The Köksal case before the Strasbourg Court: a pattern of violations or a mere aberration?

By Emre Turkut, PhD researcher at Ghent University

The European Court of Human Rights’ recent decision in the case of Köksal v. Turkey has sparked once again a fierce debate concerning the so-called availability of domestic remedies in Turkey in the aftermath of the 15 July 2016 attempted coup. The case concerns a teacher’s dismissal by emergency Decree No. 672, along with 50,875 other public servants who were regarded as having membership of or an affiliation, link or connection with terrorist organizations or structures, formations or groups determined by the National Security Council to engage in activities against the national security of the Turkish State. Continue reading

Judges at odds over Court’s authority to order remedies

By Dr Alice Donald, Senior Lecturer and Anne-Katrin Speck, Research Associate  School of Law, Middlesex University, London

How far can – and should – the European Court of Human Rights recommend, or even compel, states to take certain measures after the finding of a violation of the European Convention on Human Rights? This question is increasingly debated as the Court, driven by states’ failure to implement judgments, has moved away from its formerly strictly limited, declaratory approach to remedial measures by sometimes indicating specific non-monetary individual measures or general measures.

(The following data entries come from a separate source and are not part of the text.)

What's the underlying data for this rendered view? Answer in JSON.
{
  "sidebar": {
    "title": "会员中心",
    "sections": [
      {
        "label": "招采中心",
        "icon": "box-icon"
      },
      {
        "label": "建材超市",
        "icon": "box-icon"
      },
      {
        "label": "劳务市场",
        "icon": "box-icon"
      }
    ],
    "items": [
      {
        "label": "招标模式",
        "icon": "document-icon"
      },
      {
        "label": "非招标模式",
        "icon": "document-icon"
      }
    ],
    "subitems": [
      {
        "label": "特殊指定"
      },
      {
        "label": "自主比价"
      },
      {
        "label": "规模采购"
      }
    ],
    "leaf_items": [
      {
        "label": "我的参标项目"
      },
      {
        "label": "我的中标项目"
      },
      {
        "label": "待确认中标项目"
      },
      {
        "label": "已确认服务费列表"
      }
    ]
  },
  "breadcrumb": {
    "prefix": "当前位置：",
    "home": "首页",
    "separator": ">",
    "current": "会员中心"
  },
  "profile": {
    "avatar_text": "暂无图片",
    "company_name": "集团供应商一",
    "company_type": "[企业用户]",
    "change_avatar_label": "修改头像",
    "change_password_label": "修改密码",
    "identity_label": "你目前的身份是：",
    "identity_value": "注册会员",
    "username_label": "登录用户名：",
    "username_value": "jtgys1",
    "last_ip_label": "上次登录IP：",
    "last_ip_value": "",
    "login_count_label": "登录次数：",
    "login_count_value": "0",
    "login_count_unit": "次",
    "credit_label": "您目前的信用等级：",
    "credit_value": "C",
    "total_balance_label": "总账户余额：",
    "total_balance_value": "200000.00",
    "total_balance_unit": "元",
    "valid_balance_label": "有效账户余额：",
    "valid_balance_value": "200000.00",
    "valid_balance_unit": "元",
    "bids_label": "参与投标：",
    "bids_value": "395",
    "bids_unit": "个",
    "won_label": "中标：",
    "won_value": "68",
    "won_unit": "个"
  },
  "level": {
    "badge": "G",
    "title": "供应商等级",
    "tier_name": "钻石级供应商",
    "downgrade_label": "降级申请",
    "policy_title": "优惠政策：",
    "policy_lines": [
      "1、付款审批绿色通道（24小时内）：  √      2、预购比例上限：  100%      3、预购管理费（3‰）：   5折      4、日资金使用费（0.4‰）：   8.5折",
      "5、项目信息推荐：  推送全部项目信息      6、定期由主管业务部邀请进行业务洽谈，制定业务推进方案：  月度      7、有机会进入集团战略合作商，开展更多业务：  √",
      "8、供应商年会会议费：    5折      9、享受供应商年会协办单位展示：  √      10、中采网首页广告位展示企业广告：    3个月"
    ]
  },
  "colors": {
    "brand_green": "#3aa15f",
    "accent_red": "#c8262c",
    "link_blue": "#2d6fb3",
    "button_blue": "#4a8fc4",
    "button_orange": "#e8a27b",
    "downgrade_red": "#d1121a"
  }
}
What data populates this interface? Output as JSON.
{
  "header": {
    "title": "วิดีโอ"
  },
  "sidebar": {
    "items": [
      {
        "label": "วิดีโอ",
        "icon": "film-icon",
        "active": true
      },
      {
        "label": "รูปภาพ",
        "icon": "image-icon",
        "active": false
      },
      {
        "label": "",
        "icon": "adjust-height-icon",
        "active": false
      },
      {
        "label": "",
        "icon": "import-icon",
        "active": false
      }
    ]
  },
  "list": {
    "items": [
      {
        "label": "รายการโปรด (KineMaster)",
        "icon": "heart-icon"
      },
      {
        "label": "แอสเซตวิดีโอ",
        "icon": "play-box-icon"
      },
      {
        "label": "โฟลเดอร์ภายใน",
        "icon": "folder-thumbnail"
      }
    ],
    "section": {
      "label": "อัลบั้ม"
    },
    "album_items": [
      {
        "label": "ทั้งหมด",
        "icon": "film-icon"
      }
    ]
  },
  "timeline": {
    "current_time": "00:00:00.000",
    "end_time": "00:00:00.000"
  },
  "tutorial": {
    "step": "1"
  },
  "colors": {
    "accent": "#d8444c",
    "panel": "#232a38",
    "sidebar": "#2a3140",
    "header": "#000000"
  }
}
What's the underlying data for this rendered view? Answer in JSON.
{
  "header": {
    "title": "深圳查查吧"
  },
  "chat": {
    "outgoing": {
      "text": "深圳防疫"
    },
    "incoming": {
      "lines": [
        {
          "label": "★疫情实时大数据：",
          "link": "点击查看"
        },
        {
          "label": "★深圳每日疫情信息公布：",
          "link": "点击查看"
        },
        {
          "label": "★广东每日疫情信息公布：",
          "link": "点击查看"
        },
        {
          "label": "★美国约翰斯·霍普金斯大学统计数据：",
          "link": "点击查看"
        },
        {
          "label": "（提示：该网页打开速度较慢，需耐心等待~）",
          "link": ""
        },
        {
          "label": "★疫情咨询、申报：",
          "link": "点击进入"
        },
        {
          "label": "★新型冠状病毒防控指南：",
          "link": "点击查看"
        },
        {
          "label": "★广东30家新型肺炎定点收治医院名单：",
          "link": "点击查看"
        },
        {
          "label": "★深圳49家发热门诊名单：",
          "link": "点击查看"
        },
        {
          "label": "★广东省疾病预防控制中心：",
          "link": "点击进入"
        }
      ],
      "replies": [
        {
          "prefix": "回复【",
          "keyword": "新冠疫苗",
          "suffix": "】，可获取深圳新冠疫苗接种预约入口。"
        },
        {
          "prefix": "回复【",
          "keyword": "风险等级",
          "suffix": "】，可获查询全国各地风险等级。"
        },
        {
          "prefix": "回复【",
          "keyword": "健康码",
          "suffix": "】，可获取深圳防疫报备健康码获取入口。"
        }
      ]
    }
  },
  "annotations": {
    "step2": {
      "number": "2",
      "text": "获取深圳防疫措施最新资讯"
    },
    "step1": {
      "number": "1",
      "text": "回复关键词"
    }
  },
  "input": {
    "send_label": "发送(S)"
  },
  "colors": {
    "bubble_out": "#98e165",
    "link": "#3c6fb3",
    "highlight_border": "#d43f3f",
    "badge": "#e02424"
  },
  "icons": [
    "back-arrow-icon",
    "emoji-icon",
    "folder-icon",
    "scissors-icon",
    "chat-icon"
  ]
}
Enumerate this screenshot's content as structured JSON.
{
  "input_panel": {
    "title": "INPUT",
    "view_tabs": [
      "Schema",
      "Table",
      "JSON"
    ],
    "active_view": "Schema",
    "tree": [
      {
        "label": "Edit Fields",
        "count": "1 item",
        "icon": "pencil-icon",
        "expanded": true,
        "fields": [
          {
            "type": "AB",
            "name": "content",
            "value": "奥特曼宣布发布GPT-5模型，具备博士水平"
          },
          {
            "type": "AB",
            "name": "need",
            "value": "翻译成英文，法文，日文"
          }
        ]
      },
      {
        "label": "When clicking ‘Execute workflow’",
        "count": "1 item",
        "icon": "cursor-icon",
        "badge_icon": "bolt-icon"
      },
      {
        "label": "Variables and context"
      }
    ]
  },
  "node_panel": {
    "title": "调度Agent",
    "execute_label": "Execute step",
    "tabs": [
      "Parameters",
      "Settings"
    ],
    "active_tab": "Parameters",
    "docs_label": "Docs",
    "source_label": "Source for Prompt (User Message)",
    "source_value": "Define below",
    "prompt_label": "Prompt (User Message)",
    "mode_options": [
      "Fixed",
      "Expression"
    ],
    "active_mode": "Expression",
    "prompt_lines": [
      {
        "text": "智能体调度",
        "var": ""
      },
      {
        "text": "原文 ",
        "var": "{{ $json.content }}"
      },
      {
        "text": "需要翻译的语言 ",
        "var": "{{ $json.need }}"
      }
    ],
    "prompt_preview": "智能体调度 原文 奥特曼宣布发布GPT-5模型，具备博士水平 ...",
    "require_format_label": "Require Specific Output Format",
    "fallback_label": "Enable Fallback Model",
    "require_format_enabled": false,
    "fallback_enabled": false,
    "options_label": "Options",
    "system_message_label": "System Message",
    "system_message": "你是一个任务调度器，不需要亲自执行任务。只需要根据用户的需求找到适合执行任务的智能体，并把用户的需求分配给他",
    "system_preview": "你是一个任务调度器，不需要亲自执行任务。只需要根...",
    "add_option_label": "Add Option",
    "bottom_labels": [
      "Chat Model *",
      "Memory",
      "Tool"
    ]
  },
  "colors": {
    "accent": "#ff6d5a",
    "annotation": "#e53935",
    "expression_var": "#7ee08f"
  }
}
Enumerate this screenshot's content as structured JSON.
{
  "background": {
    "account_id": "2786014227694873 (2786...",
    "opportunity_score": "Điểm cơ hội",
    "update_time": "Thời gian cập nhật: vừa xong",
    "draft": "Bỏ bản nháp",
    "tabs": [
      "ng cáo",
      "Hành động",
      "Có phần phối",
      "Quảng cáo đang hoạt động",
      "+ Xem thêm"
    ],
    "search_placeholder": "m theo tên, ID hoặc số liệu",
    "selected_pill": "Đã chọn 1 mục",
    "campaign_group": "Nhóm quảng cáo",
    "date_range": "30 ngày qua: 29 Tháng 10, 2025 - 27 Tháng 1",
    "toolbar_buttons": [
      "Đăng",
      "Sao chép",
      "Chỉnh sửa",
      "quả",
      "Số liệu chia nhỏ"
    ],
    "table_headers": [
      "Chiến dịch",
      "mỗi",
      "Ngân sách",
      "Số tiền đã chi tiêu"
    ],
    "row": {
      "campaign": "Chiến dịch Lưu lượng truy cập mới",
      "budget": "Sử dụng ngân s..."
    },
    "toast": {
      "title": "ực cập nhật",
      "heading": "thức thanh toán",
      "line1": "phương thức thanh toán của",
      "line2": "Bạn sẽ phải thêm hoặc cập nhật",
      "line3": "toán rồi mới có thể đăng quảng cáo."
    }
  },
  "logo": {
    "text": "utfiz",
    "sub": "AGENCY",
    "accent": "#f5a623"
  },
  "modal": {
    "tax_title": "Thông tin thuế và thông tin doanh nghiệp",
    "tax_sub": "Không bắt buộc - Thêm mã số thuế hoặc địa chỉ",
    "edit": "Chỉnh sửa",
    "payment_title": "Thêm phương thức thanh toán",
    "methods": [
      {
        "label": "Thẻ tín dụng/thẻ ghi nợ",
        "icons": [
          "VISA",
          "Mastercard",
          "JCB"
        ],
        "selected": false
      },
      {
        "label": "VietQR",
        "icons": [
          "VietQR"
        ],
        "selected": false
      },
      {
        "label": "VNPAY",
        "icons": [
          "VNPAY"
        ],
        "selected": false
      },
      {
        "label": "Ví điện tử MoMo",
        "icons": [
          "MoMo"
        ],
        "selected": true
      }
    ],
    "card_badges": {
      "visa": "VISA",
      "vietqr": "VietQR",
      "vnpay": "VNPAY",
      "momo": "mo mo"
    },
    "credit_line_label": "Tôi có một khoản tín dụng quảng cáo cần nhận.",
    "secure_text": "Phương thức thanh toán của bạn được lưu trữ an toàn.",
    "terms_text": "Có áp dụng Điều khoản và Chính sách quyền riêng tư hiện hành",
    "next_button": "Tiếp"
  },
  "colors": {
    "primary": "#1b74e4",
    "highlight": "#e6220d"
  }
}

This debate has come into sharp focus with the judgment in Moreira Ferreira (No. 2) v. Portugal, issued by the Grand Chamber on 11 July 2017, Continue reading